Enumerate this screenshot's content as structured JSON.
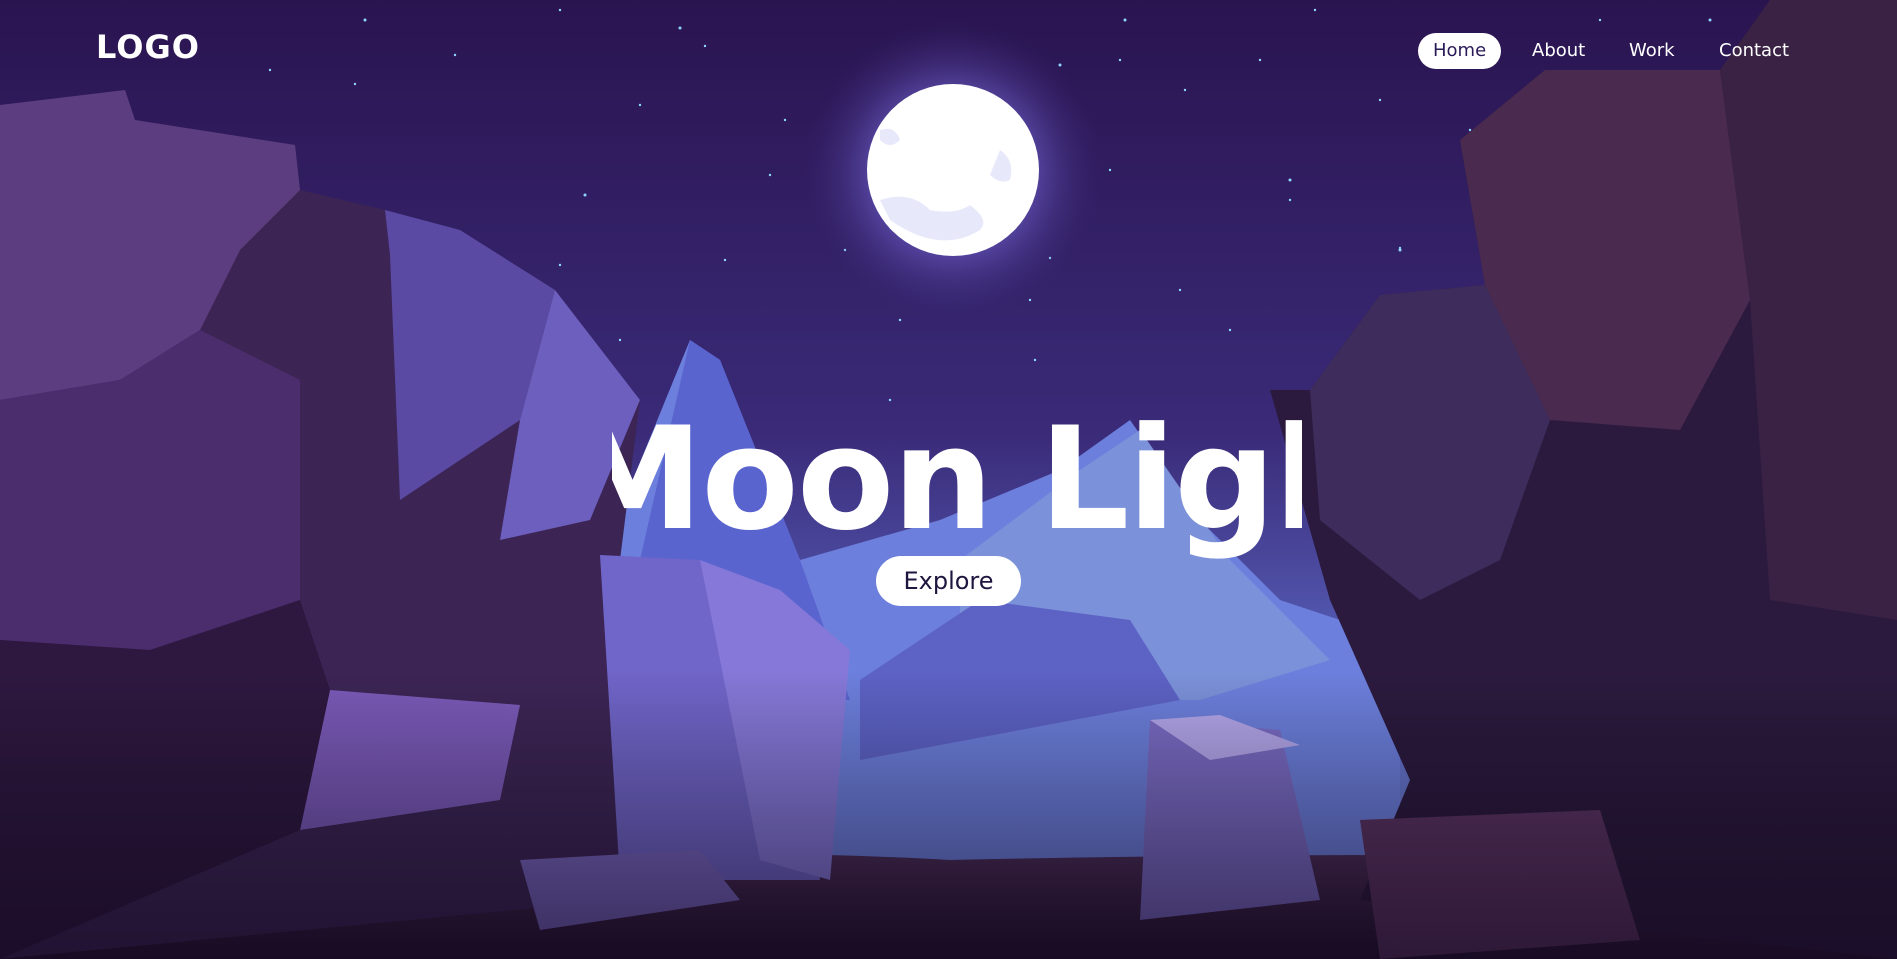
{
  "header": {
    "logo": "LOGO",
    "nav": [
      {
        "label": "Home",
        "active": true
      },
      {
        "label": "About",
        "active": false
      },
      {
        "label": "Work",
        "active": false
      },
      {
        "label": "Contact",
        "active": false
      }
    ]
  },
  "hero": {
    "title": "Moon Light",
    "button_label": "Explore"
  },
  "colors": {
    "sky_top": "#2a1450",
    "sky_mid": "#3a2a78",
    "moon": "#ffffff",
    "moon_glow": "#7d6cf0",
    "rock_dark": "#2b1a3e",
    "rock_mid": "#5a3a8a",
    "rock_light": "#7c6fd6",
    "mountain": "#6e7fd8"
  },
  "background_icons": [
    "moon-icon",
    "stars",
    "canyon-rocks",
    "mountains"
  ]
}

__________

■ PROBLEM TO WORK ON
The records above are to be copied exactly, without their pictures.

■ ANSWER FOR THE TASK
Enumerate this screenshot's content as structured JSON.
{
  "header": {
    "logo": "LOGO",
    "nav": [
      {
        "label": "Home",
        "active": true
      },
      {
        "label": "About",
        "active": false
      },
      {
        "label": "Work",
        "active": false
      },
      {
        "label": "Contact",
        "active": false
      }
    ]
  },
  "hero": {
    "title": "Moon Light",
    "button_label": "Explore"
  },
  "colors": {
    "sky_top": "#2a1450",
    "sky_mid": "#3a2a78",
    "moon": "#ffffff",
    "moon_glow": "#7d6cf0",
    "rock_dark": "#2b1a3e",
    "rock_mid": "#5a3a8a",
    "rock_light": "#7c6fd6",
    "mountain": "#6e7fd8"
  },
  "background_icons": [
    "moon-icon",
    "stars",
    "canyon-rocks",
    "mountains"
  ]
}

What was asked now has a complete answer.